Breastfeeding and breast cancer risk: an evaluation based on a systematic review of epidemiologic evidence among the Japanese population

Jpn J Clin Oncol. 2012 Feb;42(2):124-30. doi: 10.1093/jjco/hyr182. Epub 2011 Dec 30.


Objective: We reviewed epidemiological studies on breastfeeding and breast cancer among Japanese women. This report is part of a series of articles written by our research group, whose aim was to evaluate the existing evidence concerning the association between health-related lifestyles and cancer.

Methods: Original data were obtained from MEDLINE searches using PubMed or from searches of the Ichushi database, complemented by manual searches. Evaluation of associations was based on the strength of evidence and the magnitude of association, together with biological plausibility.

Results: Three cohort studies and five case-control studies were identified. Cohort studies failed to find a significant inverse association between breastfeeding and the risk of breast cancer. Most of the case-control studies observed a statistically significant or non-significant risk reduction for women who ever had breastfed or for women with a longer duration of breastfeeding. Experimental studies have supported the biological plausibility of a protective effect of breastfeeding on breast cancer risk.

Conclusions: We conclude that breastfeeding possibly decreases the risk of breast cancer among Japanese women.

Publication types

  • Research Support, Non-U.S. Gov't
  • Review
  • Systematic Review

MeSH terms

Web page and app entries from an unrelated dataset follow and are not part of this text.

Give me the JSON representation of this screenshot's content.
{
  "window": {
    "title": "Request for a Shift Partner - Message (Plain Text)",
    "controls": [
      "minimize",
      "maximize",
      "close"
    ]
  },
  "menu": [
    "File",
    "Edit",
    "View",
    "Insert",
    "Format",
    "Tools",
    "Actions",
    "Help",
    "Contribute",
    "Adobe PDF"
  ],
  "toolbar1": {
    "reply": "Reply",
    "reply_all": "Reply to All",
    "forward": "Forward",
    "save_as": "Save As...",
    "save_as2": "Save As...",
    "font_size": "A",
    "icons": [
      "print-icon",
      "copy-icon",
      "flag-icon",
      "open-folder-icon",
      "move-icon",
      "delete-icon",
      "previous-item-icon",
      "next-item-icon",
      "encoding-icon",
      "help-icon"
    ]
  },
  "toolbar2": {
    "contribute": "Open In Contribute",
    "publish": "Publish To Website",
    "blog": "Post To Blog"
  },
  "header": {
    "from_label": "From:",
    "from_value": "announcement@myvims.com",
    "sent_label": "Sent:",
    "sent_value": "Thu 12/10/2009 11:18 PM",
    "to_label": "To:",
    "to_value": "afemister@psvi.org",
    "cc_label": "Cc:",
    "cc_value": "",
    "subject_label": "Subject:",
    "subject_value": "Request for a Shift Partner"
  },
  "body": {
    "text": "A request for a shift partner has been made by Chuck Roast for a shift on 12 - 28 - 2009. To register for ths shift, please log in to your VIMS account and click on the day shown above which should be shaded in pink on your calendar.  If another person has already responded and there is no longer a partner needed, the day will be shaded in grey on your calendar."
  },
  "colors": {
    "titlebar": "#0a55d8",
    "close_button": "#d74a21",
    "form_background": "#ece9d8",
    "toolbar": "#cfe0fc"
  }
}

  • Asian Continental Ancestry Group / statistics & numerical data*
  • Breast Feeding*
  • Breast Neoplasms / epidemiology*
  • Breast Neoplasms / prevention & control*
  • Evidence-Based Medicine
  • Female
  • Humans
  • Japan / epidemiology
  • Life Style
  • Primary Prevention* / methods
  • Risk Assessment
  • Risk Reduction Behavior*